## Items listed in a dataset
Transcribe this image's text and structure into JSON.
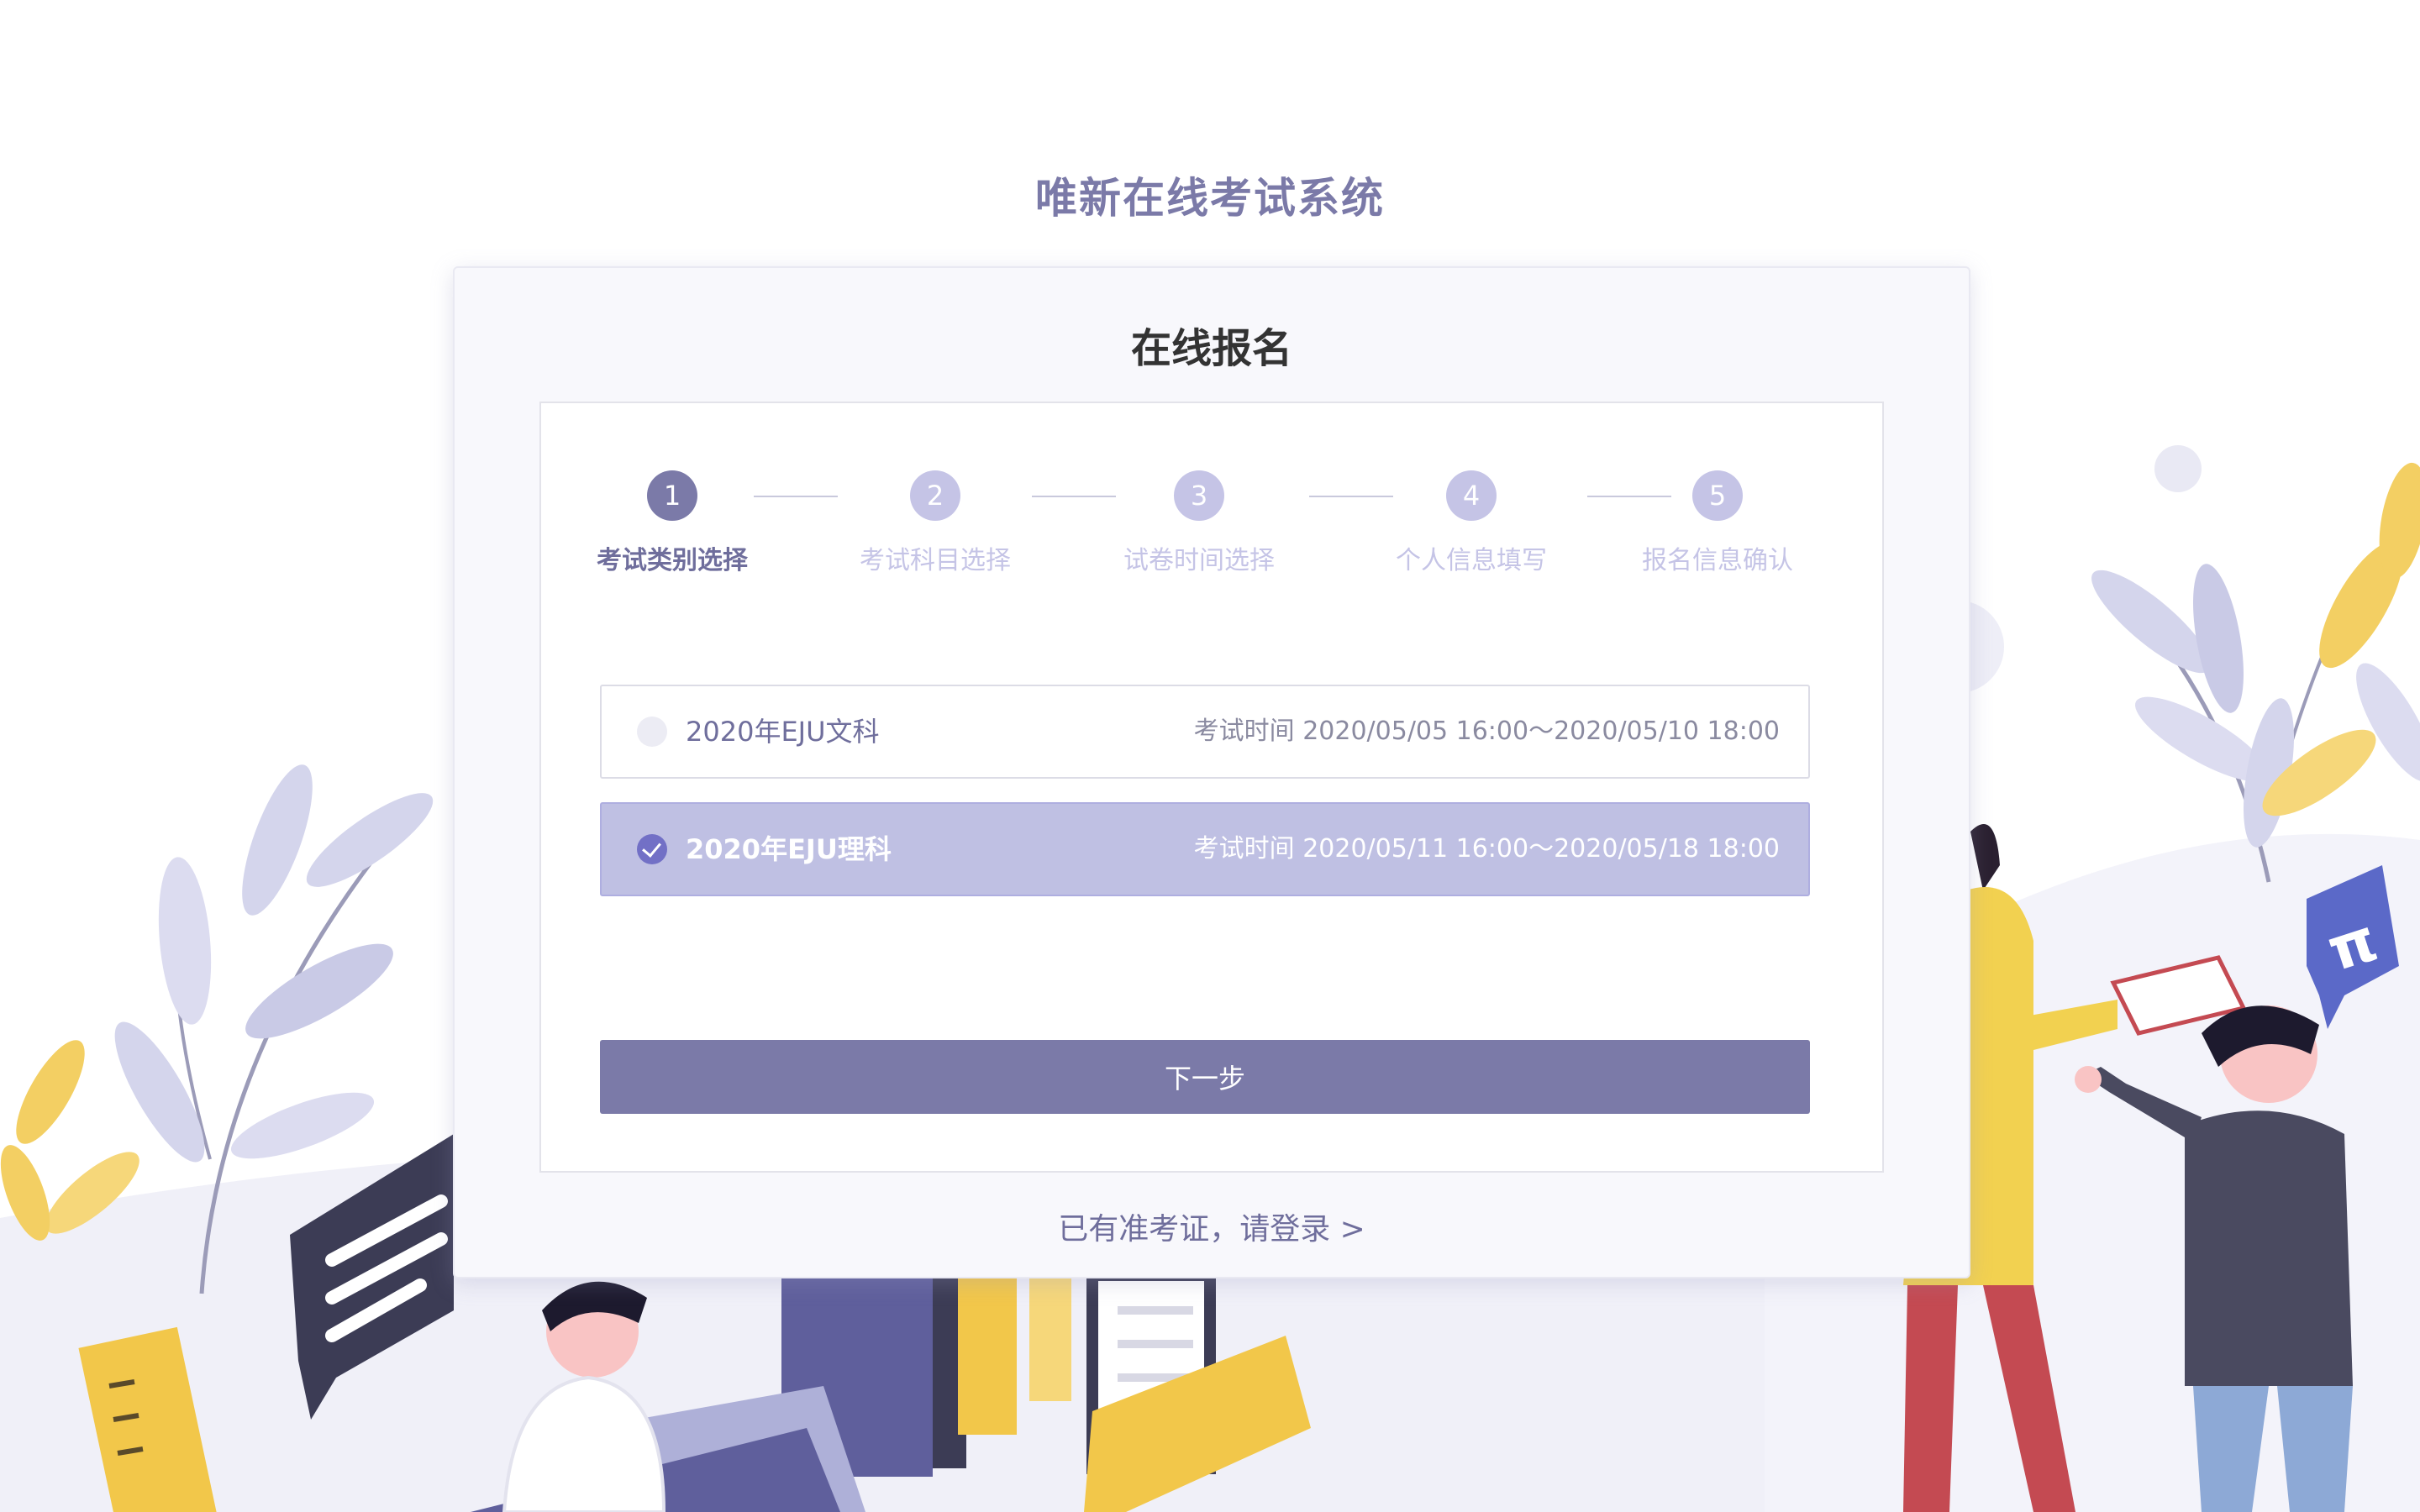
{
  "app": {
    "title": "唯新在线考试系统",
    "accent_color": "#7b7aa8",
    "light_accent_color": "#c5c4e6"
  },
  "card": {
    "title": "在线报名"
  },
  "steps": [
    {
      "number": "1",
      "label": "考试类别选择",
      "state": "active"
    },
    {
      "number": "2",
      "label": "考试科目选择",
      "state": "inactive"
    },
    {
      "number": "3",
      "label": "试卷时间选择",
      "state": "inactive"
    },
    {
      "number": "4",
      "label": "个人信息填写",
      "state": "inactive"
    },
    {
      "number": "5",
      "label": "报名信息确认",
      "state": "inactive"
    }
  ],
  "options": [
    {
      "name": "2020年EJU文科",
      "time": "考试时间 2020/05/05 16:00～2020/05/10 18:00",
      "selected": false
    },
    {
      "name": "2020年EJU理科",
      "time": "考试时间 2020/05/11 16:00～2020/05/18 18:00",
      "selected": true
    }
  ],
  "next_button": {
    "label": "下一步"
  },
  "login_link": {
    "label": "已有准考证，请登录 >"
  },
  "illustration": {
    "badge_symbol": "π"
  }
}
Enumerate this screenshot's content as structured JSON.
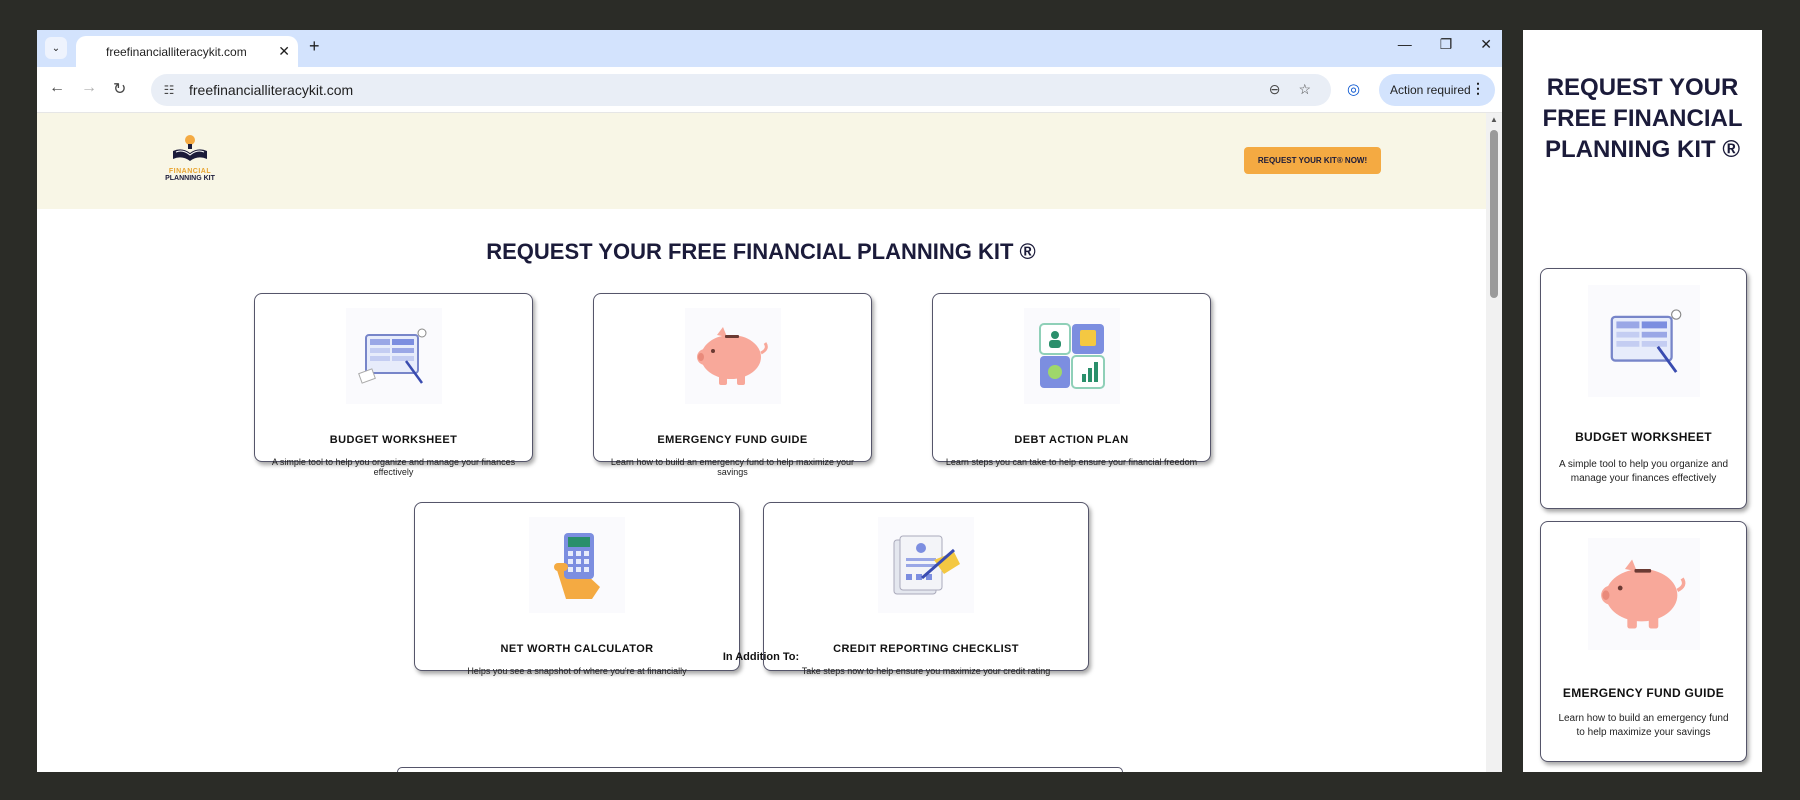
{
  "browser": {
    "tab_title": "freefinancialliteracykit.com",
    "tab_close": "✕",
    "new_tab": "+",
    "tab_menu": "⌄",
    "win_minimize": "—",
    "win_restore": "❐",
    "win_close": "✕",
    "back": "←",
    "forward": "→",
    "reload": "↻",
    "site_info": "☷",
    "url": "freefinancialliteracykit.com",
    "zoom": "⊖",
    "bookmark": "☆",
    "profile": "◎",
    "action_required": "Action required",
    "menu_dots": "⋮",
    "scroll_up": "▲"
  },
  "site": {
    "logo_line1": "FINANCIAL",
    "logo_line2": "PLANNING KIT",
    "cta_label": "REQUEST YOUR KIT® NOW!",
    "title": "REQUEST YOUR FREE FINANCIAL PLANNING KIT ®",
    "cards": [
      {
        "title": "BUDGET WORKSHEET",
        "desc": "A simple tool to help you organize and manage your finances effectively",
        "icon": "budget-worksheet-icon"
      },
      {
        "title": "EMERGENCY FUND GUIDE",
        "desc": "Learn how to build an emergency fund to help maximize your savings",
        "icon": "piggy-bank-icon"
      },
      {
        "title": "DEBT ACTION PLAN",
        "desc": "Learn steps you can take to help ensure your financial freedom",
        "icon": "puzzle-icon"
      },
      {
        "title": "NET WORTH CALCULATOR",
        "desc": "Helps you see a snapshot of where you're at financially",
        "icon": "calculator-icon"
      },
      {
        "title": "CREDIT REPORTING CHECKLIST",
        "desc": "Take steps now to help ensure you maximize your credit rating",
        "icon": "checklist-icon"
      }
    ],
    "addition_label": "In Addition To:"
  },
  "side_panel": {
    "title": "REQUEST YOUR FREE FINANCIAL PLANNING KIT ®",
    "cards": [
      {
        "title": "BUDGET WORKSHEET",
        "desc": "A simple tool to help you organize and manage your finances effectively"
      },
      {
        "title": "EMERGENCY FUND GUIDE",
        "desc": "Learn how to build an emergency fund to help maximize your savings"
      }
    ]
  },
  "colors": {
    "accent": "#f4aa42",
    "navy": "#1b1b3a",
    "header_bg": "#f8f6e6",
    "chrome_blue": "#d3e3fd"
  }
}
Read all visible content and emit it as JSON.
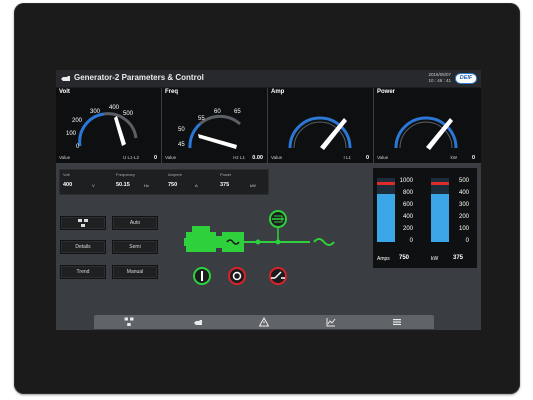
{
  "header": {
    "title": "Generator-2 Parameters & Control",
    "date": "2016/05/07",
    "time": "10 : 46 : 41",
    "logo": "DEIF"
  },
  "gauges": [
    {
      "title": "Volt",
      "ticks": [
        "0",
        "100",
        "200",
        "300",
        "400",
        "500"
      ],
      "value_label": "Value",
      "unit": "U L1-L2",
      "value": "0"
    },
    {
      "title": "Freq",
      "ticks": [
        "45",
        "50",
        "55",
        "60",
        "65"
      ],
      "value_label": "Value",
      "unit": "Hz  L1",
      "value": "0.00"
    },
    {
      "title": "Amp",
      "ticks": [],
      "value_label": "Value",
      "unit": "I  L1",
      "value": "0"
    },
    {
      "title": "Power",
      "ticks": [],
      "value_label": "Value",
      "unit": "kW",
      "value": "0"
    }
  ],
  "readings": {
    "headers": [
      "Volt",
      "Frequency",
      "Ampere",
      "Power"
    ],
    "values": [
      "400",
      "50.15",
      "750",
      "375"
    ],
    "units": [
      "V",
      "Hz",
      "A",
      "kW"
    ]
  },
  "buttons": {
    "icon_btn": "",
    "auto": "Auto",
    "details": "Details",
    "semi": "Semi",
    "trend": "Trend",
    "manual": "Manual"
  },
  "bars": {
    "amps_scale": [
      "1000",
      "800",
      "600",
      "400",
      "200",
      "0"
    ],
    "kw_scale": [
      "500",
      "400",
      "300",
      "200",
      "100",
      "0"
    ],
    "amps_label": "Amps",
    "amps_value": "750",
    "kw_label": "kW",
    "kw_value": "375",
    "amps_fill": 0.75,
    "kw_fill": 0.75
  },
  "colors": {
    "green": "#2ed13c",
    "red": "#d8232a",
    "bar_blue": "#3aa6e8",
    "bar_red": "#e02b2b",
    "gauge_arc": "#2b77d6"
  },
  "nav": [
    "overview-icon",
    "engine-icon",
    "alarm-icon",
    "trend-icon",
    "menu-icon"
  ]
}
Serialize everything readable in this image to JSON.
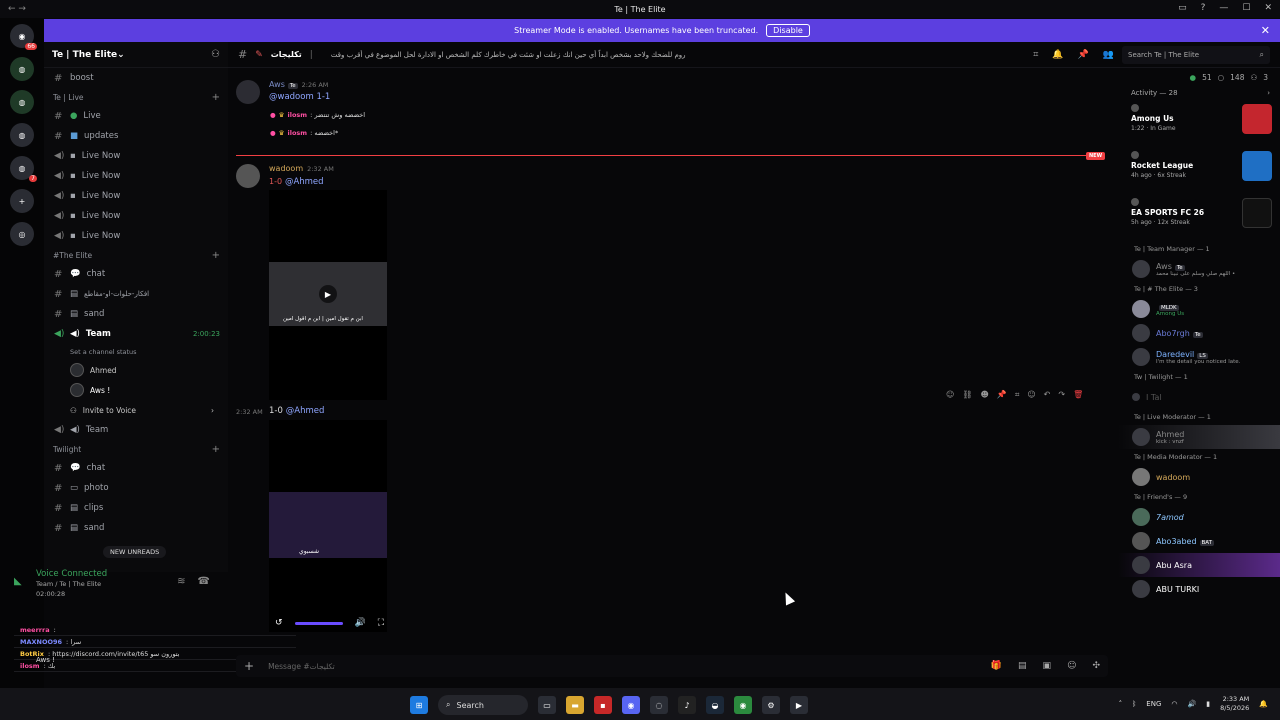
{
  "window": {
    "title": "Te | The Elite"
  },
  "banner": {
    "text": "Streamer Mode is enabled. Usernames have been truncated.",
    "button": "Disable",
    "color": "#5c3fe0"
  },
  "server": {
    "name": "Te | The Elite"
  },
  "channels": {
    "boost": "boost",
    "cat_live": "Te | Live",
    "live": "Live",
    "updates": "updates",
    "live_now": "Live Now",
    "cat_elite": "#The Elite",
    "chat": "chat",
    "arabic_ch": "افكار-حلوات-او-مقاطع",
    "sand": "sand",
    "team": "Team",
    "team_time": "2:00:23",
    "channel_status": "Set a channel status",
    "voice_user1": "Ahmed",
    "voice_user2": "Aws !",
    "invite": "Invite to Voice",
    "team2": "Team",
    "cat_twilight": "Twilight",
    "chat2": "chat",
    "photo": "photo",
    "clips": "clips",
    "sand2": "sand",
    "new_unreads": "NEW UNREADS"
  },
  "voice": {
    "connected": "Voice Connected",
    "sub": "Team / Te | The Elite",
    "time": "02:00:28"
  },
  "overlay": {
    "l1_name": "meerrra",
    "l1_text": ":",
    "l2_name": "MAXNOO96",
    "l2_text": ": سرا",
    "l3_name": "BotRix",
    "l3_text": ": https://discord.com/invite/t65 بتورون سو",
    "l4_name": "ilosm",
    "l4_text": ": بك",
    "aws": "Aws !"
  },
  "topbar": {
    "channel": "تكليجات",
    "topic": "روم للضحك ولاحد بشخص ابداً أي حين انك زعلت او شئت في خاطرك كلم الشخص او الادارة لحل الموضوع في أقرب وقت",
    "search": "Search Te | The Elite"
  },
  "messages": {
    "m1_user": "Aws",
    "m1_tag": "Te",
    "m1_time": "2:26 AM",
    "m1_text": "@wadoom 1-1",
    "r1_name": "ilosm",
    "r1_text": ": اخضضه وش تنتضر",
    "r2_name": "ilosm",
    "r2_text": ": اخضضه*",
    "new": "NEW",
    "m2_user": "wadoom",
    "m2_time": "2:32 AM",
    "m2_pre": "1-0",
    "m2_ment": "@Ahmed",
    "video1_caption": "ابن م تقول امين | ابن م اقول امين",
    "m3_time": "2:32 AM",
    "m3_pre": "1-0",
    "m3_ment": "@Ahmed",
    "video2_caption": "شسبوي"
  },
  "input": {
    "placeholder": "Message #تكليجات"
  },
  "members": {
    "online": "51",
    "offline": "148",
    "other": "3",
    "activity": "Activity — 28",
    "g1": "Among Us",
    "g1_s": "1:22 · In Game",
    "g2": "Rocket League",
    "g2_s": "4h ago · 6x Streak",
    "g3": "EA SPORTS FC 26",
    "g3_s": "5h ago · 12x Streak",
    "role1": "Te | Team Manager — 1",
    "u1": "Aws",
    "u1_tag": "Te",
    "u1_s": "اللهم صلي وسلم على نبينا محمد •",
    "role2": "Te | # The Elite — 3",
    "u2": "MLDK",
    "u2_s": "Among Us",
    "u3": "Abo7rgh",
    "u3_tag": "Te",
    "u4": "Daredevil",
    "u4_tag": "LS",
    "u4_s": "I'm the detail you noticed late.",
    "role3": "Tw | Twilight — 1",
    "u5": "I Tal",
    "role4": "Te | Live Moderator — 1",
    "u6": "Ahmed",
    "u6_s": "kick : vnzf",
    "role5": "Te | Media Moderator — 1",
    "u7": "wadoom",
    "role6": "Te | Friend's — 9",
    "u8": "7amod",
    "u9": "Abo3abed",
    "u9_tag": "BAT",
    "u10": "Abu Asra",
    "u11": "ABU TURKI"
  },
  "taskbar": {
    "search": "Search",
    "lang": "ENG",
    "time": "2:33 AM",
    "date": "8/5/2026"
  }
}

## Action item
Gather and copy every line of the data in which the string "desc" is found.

## Finished task
        "desc": "A simple tool to help you organize and manage your finances effectively",
        "desc": "Learn how to build an emergency fund to help maximize your savings",
        "desc": "Learn steps you can take to help ensure your financial freedom",
        "desc": "Helps you see a snapshot of where you're at financially",
        "desc": "Take steps now to help ensure you maximize your credit rating",
        "desc": "A simple tool to help you organize and manage your finances effectively"
        "desc": "Learn how to build an emergency fund to help maximize your savings"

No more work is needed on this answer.